TASK DESCRIPTION: If a record holds a picture, please leave the picture out and copy the rest of the record exactly.

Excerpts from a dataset
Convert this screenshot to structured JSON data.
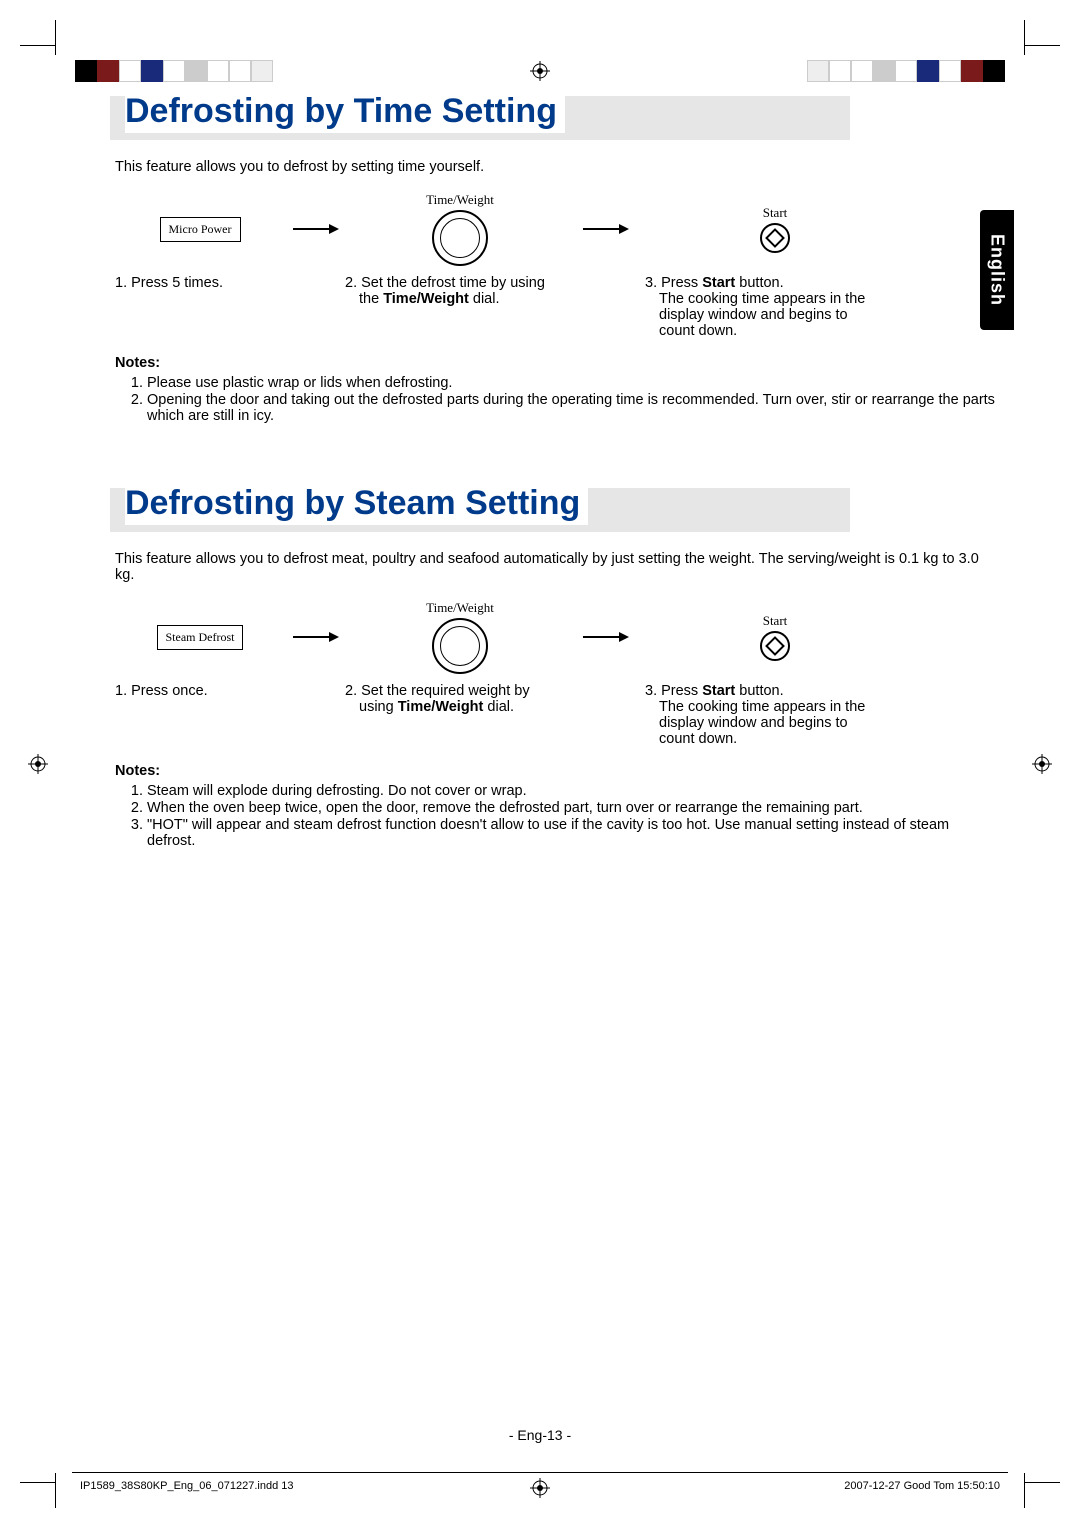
{
  "language_tab": "English",
  "section1": {
    "title": "Defrosting by Time Setting",
    "intro": "This feature allows you to defrost by setting time yourself.",
    "dial_label": "Time/Weight",
    "start_label": "Start",
    "button_label": "Micro Power",
    "step1": "1. Press 5 times.",
    "step2_line1": "2. Set the defrost time by using",
    "step2_line2": "the Time/Weight dial.",
    "step3_line1": "3. Press Start button.",
    "step3_line2": "The cooking time appears in the display window and begins to count down.",
    "notes_h": "Notes:",
    "note1": "Please use plastic wrap or lids when defrosting.",
    "note2": "Opening the door and taking out the defrosted parts during the operating time is recommended. Turn over, stir or rearrange the parts which are still in icy."
  },
  "section2": {
    "title": "Defrosting by Steam Setting",
    "intro": "This feature allows you to defrost meat, poultry and seafood automatically by just setting the weight. The serving/weight is 0.1 kg to 3.0 kg.",
    "dial_label": "Time/Weight",
    "start_label": "Start",
    "button_label": "Steam Defrost",
    "step1": "1. Press once.",
    "step2_line1": "2. Set the required weight by",
    "step2_line2": "using Time/Weight dial.",
    "step3_line1": "3. Press Start button.",
    "step3_line2": "The cooking time appears in the display window and begins to count down.",
    "notes_h": "Notes:",
    "note1": "Steam will explode during defrosting. Do not cover or wrap.",
    "note2": "When the oven beep twice, open the door, remove the defrosted part, turn over or rearrange the remaining part.",
    "note3": "\"HOT\" will appear and steam defrost function doesn't allow to use if the cavity is too hot. Use manual setting instead of steam defrost."
  },
  "page_number": "- Eng-13 -",
  "footer_left": "IP1589_38S80KP_Eng_06_071227.indd   13",
  "footer_right": "2007-12-27   Good Tom 15:50:10"
}
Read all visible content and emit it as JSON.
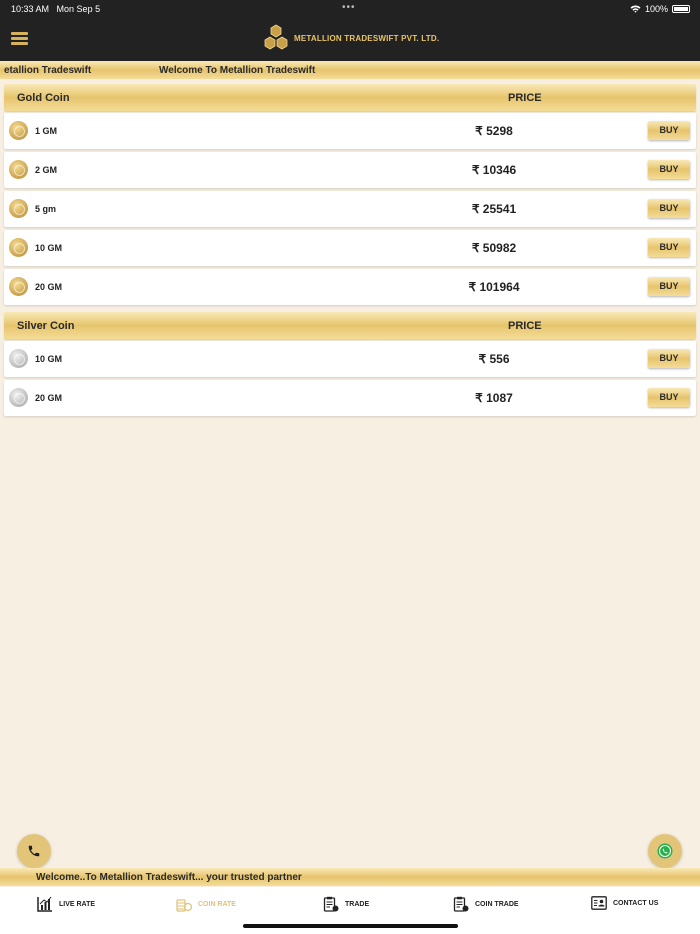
{
  "status": {
    "time": "10:33 AM",
    "date": "Mon Sep 5",
    "battery": "100%"
  },
  "header": {
    "logo_text": "METALLION TRADESWIFT PVT. LTD."
  },
  "ticker": {
    "part1": "etallion Tradeswift",
    "part2": "Welcome To Metallion Tradeswift"
  },
  "gold": {
    "title": "Gold Coin",
    "price_header": "PRICE",
    "rows": [
      {
        "weight": "1 GM",
        "price": "₹ 5298",
        "buy": "BUY"
      },
      {
        "weight": "2 GM",
        "price": "₹ 10346",
        "buy": "BUY"
      },
      {
        "weight": "5 gm",
        "price": "₹ 25541",
        "buy": "BUY"
      },
      {
        "weight": "10 GM",
        "price": "₹ 50982",
        "buy": "BUY"
      },
      {
        "weight": "20 GM",
        "price": "₹ 101964",
        "buy": "BUY"
      }
    ]
  },
  "silver": {
    "title": "Silver Coin",
    "price_header": "PRICE",
    "rows": [
      {
        "weight": "10 GM",
        "price": "₹ 556",
        "buy": "BUY"
      },
      {
        "weight": "20 GM",
        "price": "₹ 1087",
        "buy": "BUY"
      }
    ]
  },
  "bottom_ticker": "Welcome..To Metallion Tradeswift... your trusted partner",
  "tabs": [
    {
      "label": "LIVE RATE",
      "icon": "bar-chart-icon"
    },
    {
      "label": "COIN RATE",
      "icon": "coins-icon",
      "active": true
    },
    {
      "label": "TRADE",
      "icon": "clipboard-icon"
    },
    {
      "label": "COIN TRADE",
      "icon": "clipboard-icon"
    },
    {
      "label": "CONTACT US",
      "icon": "contact-card-icon"
    }
  ],
  "colors": {
    "accent_gold": "#e6c46d",
    "header_bg": "#222222",
    "page_bg": "#f7efe2",
    "active_tab": "#e0c27a"
  }
}
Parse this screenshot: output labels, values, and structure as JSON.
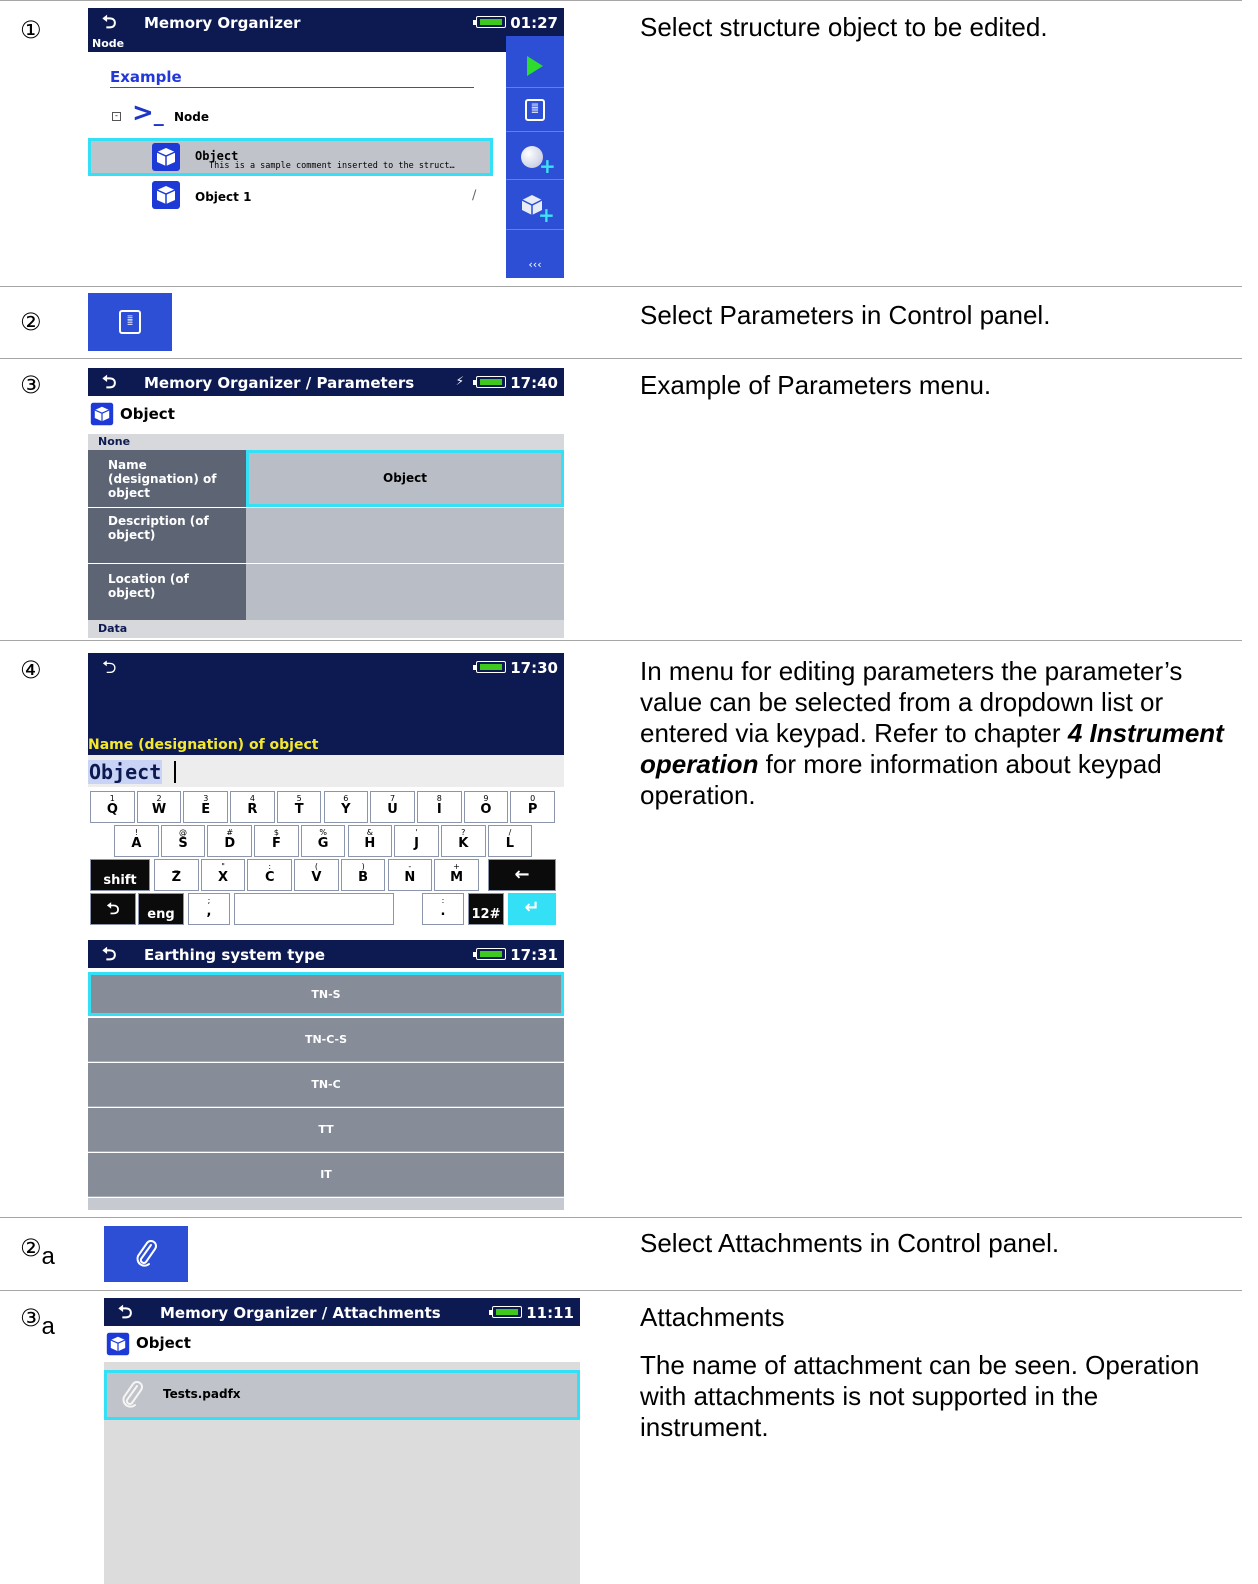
{
  "rows": {
    "r1": {
      "marker": "①",
      "description": "Select structure object to be edited.",
      "screen": {
        "title": "Memory Organizer",
        "time": "01:27",
        "subheader": "Node",
        "header": "Example",
        "tree_node": "Node",
        "object_name": "Object",
        "object_comment": "This is a sample comment inserted to the struct…",
        "object1_name": "Object 1",
        "more_label": "‹‹‹"
      }
    },
    "r2": {
      "marker": "②",
      "description": "Select Parameters in Control panel."
    },
    "r3": {
      "marker": "③",
      "description": "Example of Parameters menu.",
      "screen": {
        "title": "Memory Organizer / Parameters",
        "time": "17:40",
        "object": "Object",
        "group_none": "None",
        "params": [
          {
            "label": "Name (designation) of object",
            "value": "Object"
          },
          {
            "label": "Description (of object)",
            "value": ""
          },
          {
            "label": "Location (of object)",
            "value": ""
          }
        ],
        "group_data": "Data"
      }
    },
    "r4": {
      "marker": "④",
      "description_pre": "In menu for editing parameters the parameter’s value can be selected from a dropdown list or entered via keypad. Refer to chapter ",
      "description_bold": "4 Instrument operation",
      "description_post": " for more information about keypad operation.",
      "keypad": {
        "time": "17:30",
        "field_label": "Name (designation) of object",
        "field_value": "Object",
        "row1": [
          [
            "1",
            "Q"
          ],
          [
            "2",
            "W"
          ],
          [
            "3",
            "E"
          ],
          [
            "4",
            "R"
          ],
          [
            "5",
            "T"
          ],
          [
            "6",
            "Y"
          ],
          [
            "7",
            "U"
          ],
          [
            "8",
            "I"
          ],
          [
            "9",
            "O"
          ],
          [
            "0",
            "P"
          ]
        ],
        "row2": [
          [
            "!",
            "A"
          ],
          [
            "@",
            "S"
          ],
          [
            "#",
            "D"
          ],
          [
            "$",
            "F"
          ],
          [
            "%",
            "G"
          ],
          [
            "&",
            "H"
          ],
          [
            "'",
            "J"
          ],
          [
            "?",
            "K"
          ],
          [
            "/",
            "L"
          ]
        ],
        "row3": [
          [
            "_",
            "Z"
          ],
          [
            "\"",
            "X"
          ],
          [
            ":",
            "C"
          ],
          [
            "(",
            "V"
          ],
          [
            ")",
            "B"
          ],
          [
            "-",
            "N"
          ],
          [
            "+",
            "M"
          ]
        ],
        "shift": "shift",
        "lang": "eng",
        "comma_top": ";",
        "comma": ",",
        "dot_top": ":",
        "dot": ".",
        "num": "12#",
        "backspace": "←",
        "enter": "↵"
      },
      "list": {
        "title": "Earthing system type",
        "time": "17:31",
        "options": [
          "TN-S",
          "TN-C-S",
          "TN-C",
          "TT",
          "IT"
        ]
      }
    },
    "r2a": {
      "marker": "②",
      "marker_sub": "a",
      "description": "Select Attachments in Control panel."
    },
    "r3a": {
      "marker": "③",
      "marker_sub": "a",
      "description_1": "Attachments",
      "description_2": "The name of attachment can be seen. Operation with attachments is not supported in the instrument.",
      "screen": {
        "title": "Memory Organizer / Attachments",
        "time": "11:11",
        "object": "Object",
        "attachment": "Tests.padfx"
      }
    }
  },
  "colors": {
    "title_bar": "#0d1a52",
    "control_panel": "#2d4fd6",
    "highlight": "#33e0f5",
    "param_label": "#5d6574",
    "param_value": "#b9bdc6"
  },
  "icons": [
    "back-arrow-icon",
    "battery-icon",
    "play-icon",
    "parameters-icon",
    "add-node-icon",
    "add-object-icon",
    "object-icon",
    "node-icon",
    "paperclip-icon",
    "collapse-icon"
  ]
}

SOLUTION FOR THIS TASK:
Convert this screenshot to structured JSON data.
{
  "language_tab": "English",
  "section1": {
    "title": "Defrosting by Time Setting",
    "intro": "This feature allows you to defrost by setting time yourself.",
    "dial_label": "Time/Weight",
    "start_label": "Start",
    "button_label": "Micro Power",
    "step1": "1. Press 5 times.",
    "step2_line1": "2. Set the defrost time by using",
    "step2_line2": "the Time/Weight dial.",
    "step3_line1": "3. Press Start button.",
    "step3_line2": "The cooking time appears in the display window and begins to count down.",
    "notes_h": "Notes:",
    "note1": "Please use plastic wrap or lids when defrosting.",
    "note2": "Opening the door and taking out the defrosted parts during the operating time is recommended. Turn over, stir or rearrange the parts which are still in icy."
  },
  "section2": {
    "title": "Defrosting by Steam Setting",
    "intro": "This feature allows you to defrost meat, poultry and seafood automatically by just setting the weight. The serving/weight is 0.1 kg to 3.0 kg.",
    "dial_label": "Time/Weight",
    "start_label": "Start",
    "button_label": "Steam Defrost",
    "step1": "1. Press once.",
    "step2_line1": "2. Set the required weight by",
    "step2_line2": "using Time/Weight dial.",
    "step3_line1": "3. Press Start button.",
    "step3_line2": "The cooking time appears in the display window and begins to count down.",
    "notes_h": "Notes:",
    "note1": "Steam will explode during defrosting. Do not cover or wrap.",
    "note2": "When the oven beep twice, open the door, remove the defrosted part, turn over or rearrange the remaining part.",
    "note3": "\"HOT\" will appear and steam defrost function doesn't allow to use if the cavity is too hot. Use manual setting instead of steam defrost."
  },
  "page_number": "- Eng-13 -",
  "footer_left": "IP1589_38S80KP_Eng_06_071227.indd   13",
  "footer_right": "2007-12-27   Good Tom 15:50:10"
}
Read all visible content and emit it as JSON.
{
  "status": {
    "time": "10:33 AM",
    "date": "Mon Sep 5",
    "battery": "100%"
  },
  "header": {
    "logo_text": "METALLION TRADESWIFT PVT. LTD."
  },
  "ticker": {
    "part1": "etallion Tradeswift",
    "part2": "Welcome To Metallion Tradeswift"
  },
  "gold": {
    "title": "Gold Coin",
    "price_header": "PRICE",
    "rows": [
      {
        "weight": "1 GM",
        "price": "₹ 5298",
        "buy": "BUY"
      },
      {
        "weight": "2 GM",
        "price": "₹ 10346",
        "buy": "BUY"
      },
      {
        "weight": "5 gm",
        "price": "₹ 25541",
        "buy": "BUY"
      },
      {
        "weight": "10 GM",
        "price": "₹ 50982",
        "buy": "BUY"
      },
      {
        "weight": "20 GM",
        "price": "₹ 101964",
        "buy": "BUY"
      }
    ]
  },
  "silver": {
    "title": "Silver Coin",
    "price_header": "PRICE",
    "rows": [
      {
        "weight": "10 GM",
        "price": "₹ 556",
        "buy": "BUY"
      },
      {
        "weight": "20 GM",
        "price": "₹ 1087",
        "buy": "BUY"
      }
    ]
  },
  "bottom_ticker": "Welcome..To Metallion Tradeswift... your trusted partner",
  "tabs": [
    {
      "label": "LIVE RATE",
      "icon": "bar-chart-icon"
    },
    {
      "label": "COIN RATE",
      "icon": "coins-icon",
      "active": true
    },
    {
      "label": "TRADE",
      "icon": "clipboard-icon"
    },
    {
      "label": "COIN TRADE",
      "icon": "clipboard-icon"
    },
    {
      "label": "CONTACT US",
      "icon": "contact-card-icon"
    }
  ],
  "colors": {
    "accent_gold": "#e6c46d",
    "header_bg": "#222222",
    "page_bg": "#f7efe2",
    "active_tab": "#e0c27a"
  }
}
Parse this screenshot: output labels, values, and structure as JSON.
{
  "rows": {
    "r1": {
      "marker": "①",
      "description": "Select structure object to be edited.",
      "screen": {
        "title": "Memory Organizer",
        "time": "01:27",
        "subheader": "Node",
        "header": "Example",
        "tree_node": "Node",
        "object_name": "Object",
        "object_comment": "This is a sample comment inserted to the struct…",
        "object1_name": "Object 1",
        "more_label": "‹‹‹"
      }
    },
    "r2": {
      "marker": "②",
      "description": "Select Parameters in Control panel."
    },
    "r3": {
      "marker": "③",
      "description": "Example of Parameters menu.",
      "screen": {
        "title": "Memory Organizer / Parameters",
        "time": "17:40",
        "object": "Object",
        "group_none": "None",
        "params": [
          {
            "label": "Name (designation) of object",
            "value": "Object"
          },
          {
            "label": "Description (of object)",
            "value": ""
          },
          {
            "label": "Location (of object)",
            "value": ""
          }
        ],
        "group_data": "Data"
      }
    },
    "r4": {
      "marker": "④",
      "description_pre": "In menu for editing parameters the parameter’s value can be selected from a dropdown list or entered via keypad. Refer to chapter ",
      "description_bold": "4 Instrument operation",
      "description_post": " for more information about keypad operation.",
      "keypad": {
        "time": "17:30",
        "field_label": "Name (designation) of object",
        "field_value": "Object",
        "row1": [
          [
            "1",
            "Q"
          ],
          [
            "2",
            "W"
          ],
          [
            "3",
            "E"
          ],
          [
            "4",
            "R"
          ],
          [
            "5",
            "T"
          ],
          [
            "6",
            "Y"
          ],
          [
            "7",
            "U"
          ],
          [
            "8",
            "I"
          ],
          [
            "9",
            "O"
          ],
          [
            "0",
            "P"
          ]
        ],
        "row2": [
          [
            "!",
            "A"
          ],
          [
            "@",
            "S"
          ],
          [
            "#",
            "D"
          ],
          [
            "$",
            "F"
          ],
          [
            "%",
            "G"
          ],
          [
            "&",
            "H"
          ],
          [
            "'",
            "J"
          ],
          [
            "?",
            "K"
          ],
          [
            "/",
            "L"
          ]
        ],
        "row3": [
          [
            "_",
            "Z"
          ],
          [
            "\"",
            "X"
          ],
          [
            ":",
            "C"
          ],
          [
            "(",
            "V"
          ],
          [
            ")",
            "B"
          ],
          [
            "-",
            "N"
          ],
          [
            "+",
            "M"
          ]
        ],
        "shift": "shift",
        "lang": "eng",
        "comma_top": ";",
        "comma": ",",
        "dot_top": ":",
        "dot": ".",
        "num": "12#",
        "backspace": "←",
        "enter": "↵"
      },
      "list": {
        "title": "Earthing system type",
        "time": "17:31",
        "options": [
          "TN-S",
          "TN-C-S",
          "TN-C",
          "TT",
          "IT"
        ]
      }
    },
    "r2a": {
      "marker": "②",
      "marker_sub": "a",
      "description": "Select Attachments in Control panel."
    },
    "r3a": {
      "marker": "③",
      "marker_sub": "a",
      "description_1": "Attachments",
      "description_2": "The name of attachment can be seen. Operation with attachments is not supported in the instrument.",
      "screen": {
        "title": "Memory Organizer / Attachments",
        "time": "11:11",
        "object": "Object",
        "attachment": "Tests.padfx"
      }
    }
  },
  "colors": {
    "title_bar": "#0d1a52",
    "control_panel": "#2d4fd6",
    "highlight": "#33e0f5",
    "param_label": "#5d6574",
    "param_value": "#b9bdc6"
  },
  "icons": [
    "back-arrow-icon",
    "battery-icon",
    "play-icon",
    "parameters-icon",
    "add-node-icon",
    "add-object-icon",
    "object-icon",
    "node-icon",
    "paperclip-icon",
    "collapse-icon"
  ]
}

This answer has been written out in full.